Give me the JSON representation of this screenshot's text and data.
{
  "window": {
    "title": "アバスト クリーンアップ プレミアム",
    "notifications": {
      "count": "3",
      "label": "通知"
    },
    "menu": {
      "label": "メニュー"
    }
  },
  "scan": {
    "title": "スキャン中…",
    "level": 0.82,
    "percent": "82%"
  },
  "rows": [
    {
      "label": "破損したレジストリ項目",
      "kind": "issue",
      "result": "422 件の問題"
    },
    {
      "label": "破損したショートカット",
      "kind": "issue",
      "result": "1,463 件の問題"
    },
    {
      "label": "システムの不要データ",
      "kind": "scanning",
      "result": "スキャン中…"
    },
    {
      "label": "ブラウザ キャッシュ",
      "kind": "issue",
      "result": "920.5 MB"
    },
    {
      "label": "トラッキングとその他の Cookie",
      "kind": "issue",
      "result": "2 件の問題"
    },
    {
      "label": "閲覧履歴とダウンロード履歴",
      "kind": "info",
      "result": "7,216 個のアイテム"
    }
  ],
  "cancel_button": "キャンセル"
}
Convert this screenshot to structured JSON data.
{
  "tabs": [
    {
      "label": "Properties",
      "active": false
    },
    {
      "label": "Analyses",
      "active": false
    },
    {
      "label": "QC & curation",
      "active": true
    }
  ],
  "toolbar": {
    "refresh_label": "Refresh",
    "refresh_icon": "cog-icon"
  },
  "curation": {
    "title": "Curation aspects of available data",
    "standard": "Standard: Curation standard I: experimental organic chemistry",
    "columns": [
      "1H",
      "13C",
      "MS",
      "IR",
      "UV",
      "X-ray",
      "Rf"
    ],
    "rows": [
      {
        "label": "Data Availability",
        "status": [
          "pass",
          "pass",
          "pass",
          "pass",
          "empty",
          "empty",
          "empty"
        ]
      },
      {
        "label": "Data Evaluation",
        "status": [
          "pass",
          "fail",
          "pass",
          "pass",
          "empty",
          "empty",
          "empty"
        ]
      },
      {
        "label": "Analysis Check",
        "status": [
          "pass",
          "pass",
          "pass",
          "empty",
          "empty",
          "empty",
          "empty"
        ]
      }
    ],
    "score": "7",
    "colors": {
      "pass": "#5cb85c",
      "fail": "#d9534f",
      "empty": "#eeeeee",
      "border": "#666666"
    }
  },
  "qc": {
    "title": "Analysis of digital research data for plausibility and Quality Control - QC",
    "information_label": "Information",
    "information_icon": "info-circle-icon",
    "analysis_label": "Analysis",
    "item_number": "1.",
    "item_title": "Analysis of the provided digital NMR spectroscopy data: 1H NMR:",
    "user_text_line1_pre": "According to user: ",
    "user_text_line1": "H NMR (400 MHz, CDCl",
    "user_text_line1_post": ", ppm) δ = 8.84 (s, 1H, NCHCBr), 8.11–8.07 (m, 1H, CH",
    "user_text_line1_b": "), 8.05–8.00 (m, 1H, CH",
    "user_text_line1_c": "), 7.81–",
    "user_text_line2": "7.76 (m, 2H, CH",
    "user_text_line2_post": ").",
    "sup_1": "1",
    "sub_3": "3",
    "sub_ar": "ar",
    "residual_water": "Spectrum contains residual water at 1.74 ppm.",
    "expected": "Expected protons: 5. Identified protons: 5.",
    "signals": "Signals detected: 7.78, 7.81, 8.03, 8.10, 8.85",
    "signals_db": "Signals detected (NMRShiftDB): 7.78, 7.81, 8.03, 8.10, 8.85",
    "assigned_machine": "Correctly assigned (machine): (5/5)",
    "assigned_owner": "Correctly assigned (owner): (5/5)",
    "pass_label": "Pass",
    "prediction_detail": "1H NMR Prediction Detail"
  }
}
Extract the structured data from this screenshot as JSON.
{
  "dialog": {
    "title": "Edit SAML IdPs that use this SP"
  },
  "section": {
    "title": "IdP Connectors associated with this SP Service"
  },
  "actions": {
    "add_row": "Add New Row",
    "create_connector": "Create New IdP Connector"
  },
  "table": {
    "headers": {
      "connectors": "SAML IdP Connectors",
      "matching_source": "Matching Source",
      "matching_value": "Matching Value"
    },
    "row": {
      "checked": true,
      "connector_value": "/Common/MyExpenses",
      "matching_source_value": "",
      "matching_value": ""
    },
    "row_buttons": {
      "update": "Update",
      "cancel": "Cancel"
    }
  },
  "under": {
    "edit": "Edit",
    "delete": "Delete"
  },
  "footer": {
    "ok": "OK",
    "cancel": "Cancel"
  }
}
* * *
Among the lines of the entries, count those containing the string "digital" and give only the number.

● Result of this exercise: 2